The MiniMed pump is small enough to be attached to the patient’s belt, slipped into a pocket or hidden underneath clothing.

Dr. Shah notes that only a few of his current patients use the monitors and pumps that are already available. “That’s because a lot of insurance carriers either don’t cover them or the patient has a lot of out-of-pocket costs,” he explains. “Not as many people are using the current systems as we would like.

“The other problem is, nowadays people are switching insurers frequently,” he adds. “One carrier may cover it while another does not. The new system could also have some of these issues. In addition, some of our patients may not be able to afford the out-of-pocket costs, or may have trouble understanding how to operate the system, or may not have the wherewithal to fight the carriers regarding eligibility. Nevertheless, I would absolutely recommend it to patients if they can afford it, if I know they’ll be compliant with office visits.”

Outlook: Promising
“I think a system like this will have a major impact on Type 1 diabetes, in multiple ways,” says Dr. Bergenstal. “First, it will reduce the short-term complications of the disease, preventing the low blood sugar levels that are not only dangerous but also a big burden on people’s lives and schedules day-to-day. Second, the long-term studies of Type 1 diabetes overwhelmingly support the idea that good control—particularly early control that’s maintained—is really important. This system gives us a chance to reach the levels that we’re telling our patients we’d like to achieve.
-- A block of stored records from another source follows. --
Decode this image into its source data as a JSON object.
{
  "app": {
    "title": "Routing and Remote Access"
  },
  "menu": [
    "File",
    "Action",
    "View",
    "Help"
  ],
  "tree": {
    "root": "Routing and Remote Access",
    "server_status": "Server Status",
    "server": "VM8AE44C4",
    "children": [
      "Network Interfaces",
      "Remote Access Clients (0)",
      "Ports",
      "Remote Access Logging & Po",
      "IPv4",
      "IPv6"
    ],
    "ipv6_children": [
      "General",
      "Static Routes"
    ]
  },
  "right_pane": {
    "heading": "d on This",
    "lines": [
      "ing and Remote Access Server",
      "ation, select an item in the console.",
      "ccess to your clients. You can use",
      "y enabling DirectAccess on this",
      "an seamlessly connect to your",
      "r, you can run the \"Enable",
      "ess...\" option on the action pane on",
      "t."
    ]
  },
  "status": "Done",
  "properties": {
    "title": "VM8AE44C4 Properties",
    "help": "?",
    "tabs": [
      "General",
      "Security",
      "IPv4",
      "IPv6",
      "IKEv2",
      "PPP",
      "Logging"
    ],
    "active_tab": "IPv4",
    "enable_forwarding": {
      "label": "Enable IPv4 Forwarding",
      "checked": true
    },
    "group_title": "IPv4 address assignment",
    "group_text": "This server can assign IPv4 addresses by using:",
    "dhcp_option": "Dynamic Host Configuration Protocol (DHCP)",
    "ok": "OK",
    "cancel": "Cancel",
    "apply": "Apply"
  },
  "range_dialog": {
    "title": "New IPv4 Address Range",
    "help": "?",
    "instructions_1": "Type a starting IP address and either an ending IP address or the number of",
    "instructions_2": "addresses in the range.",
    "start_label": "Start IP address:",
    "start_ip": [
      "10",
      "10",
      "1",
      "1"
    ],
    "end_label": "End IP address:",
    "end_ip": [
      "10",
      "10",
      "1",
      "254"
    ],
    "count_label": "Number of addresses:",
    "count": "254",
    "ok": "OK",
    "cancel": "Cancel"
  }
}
“The third important impact is that it will reduce the burden of managing the disease,” he says. “Participants in the trial say it’s a big relief to let the system do some of the work so they don’t have to think about it every minute of the day. In particular, the participants and the parents of the teenagers we included in the study commented on the peace of mind the system allows them to have at night. Some of them told us that for the first time in a decade they could get a good night’s sleep because they had confidence that the system was going to work.”

Regarding insurance coverage, Dr. Bergenstal is optimistic. “Currently, most insurance companies are covering the sensor and the pump for Type 1 diabetes patients,” he says. “I’ve heard that the cost of the components will probably remain stable, so I think the insurance companies will look favorably upon the added safety that comes from combining the two technologies. Unfortunately, even if this is covered by insurance there will still be ongoing costs for the patient, such as the insulin and the infusion sets, as well as copays. On the other hand, it might reduce health-care costs by minimizing complications and keeping people out of the emergency room due to low blood sugar levels.”

Dr. Bergenstal points out that this is still an early stage in the development of a true artificial pancreas. “There will be many improvements to come,” he notes. “However, by and large, the study participants said this system was a great help to them.” In the meantime, the company is conducting trials to see if the system can be used by children between the ages of 7 and 14, and is gearing up to conduct long-term outcome studies. “Other companies are also working on this technology, so we’ll see competition,” Dr. Bergenstal says. “I think this is going to play a prominent role in the management of Type 1 diabetes over the next decade or so.”

To learn more about the MiniMed 670G, visit on the Web.  REVIEW

1. Bergenstal RM, Garg S, Weinzimer SA, Buckingham BA, et al. Safety of a hybrid closed-loop insulin delivery system in patients with type 1 diabetes. JAMA 2016;316:13:1407-1408. doi: 10.1001/jama.2016.11708.